[Start of section]

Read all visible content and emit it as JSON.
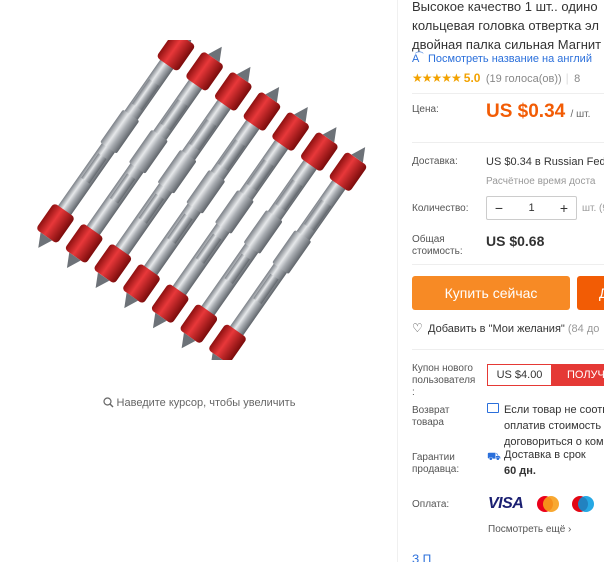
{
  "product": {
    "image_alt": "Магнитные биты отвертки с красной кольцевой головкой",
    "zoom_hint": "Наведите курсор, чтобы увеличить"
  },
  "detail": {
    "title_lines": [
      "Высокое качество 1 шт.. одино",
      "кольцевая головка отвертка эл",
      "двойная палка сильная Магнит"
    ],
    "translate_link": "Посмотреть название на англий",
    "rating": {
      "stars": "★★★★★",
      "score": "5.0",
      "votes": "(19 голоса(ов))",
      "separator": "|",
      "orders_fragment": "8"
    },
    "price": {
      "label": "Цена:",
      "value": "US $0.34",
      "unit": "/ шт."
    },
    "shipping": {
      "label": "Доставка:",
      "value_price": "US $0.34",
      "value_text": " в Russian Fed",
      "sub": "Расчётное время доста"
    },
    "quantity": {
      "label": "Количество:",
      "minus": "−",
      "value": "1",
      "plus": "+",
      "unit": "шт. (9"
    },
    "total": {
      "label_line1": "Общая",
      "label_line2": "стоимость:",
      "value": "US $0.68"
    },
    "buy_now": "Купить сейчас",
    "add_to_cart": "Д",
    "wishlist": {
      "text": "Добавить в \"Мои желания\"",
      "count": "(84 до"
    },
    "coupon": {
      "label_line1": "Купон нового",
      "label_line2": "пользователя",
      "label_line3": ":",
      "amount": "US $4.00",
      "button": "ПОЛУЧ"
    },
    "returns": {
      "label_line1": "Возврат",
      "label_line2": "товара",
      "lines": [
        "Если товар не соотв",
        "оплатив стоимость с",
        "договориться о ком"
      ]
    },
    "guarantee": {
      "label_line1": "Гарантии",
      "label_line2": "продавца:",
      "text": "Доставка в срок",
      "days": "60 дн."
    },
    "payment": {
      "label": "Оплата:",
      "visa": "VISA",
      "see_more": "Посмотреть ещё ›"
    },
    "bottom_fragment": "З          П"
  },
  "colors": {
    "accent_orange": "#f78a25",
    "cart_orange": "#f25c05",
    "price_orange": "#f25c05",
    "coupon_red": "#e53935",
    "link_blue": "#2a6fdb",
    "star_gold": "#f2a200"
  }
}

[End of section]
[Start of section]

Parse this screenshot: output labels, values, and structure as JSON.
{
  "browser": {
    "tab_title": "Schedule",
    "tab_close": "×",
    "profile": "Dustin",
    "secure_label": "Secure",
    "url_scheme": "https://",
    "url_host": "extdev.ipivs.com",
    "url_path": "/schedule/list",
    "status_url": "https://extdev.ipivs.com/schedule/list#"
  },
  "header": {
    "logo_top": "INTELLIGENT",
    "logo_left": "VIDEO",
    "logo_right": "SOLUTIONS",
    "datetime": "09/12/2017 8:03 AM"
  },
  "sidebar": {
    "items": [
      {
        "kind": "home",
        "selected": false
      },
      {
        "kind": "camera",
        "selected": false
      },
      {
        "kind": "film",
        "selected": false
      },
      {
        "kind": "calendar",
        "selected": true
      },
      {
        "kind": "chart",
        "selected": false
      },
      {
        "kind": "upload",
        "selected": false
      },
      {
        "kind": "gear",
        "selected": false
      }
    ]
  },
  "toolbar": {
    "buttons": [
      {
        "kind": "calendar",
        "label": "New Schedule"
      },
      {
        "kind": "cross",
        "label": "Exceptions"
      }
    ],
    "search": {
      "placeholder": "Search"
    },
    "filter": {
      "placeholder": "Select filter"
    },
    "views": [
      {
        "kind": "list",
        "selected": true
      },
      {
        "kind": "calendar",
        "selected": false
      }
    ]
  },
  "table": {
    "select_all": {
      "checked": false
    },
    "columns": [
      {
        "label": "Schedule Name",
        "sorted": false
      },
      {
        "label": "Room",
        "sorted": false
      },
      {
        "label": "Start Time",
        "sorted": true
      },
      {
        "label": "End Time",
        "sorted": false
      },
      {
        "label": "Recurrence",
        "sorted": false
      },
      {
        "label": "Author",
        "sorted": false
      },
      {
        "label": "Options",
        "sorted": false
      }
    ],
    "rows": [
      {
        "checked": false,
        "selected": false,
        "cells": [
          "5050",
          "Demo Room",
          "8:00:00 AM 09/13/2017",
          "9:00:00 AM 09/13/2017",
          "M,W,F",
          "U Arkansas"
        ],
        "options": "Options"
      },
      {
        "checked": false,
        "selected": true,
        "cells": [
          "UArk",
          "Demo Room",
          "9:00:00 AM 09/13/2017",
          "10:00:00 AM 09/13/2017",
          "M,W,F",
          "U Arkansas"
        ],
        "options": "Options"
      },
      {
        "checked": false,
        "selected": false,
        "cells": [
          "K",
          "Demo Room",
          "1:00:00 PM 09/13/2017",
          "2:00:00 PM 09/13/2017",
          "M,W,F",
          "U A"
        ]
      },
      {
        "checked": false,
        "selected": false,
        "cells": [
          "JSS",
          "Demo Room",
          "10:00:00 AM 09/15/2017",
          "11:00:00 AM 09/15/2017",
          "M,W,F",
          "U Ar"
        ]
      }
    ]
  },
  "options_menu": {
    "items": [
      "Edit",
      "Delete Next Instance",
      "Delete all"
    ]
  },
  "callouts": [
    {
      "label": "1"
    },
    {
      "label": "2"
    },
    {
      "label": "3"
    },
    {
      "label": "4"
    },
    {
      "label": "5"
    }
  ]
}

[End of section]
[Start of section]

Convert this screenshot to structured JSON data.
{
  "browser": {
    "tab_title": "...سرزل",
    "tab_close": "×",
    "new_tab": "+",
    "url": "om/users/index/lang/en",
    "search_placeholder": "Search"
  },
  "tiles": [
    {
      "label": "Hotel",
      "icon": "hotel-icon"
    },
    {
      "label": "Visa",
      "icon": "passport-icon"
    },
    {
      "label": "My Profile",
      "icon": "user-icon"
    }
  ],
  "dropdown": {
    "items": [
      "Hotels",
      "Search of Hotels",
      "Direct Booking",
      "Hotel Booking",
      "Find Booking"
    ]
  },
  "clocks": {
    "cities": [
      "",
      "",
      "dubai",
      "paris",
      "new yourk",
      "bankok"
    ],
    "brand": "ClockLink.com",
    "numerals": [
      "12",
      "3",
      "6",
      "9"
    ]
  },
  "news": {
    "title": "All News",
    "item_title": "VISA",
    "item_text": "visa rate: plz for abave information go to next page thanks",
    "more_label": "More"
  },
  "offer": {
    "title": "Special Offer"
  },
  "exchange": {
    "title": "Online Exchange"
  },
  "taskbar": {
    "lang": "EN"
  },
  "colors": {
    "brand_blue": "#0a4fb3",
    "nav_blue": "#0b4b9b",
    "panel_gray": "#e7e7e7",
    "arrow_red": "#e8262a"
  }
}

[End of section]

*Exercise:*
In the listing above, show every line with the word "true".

*Output below:*
        "selected": true
        "selected": true
        "sorted": true
        "selected": true,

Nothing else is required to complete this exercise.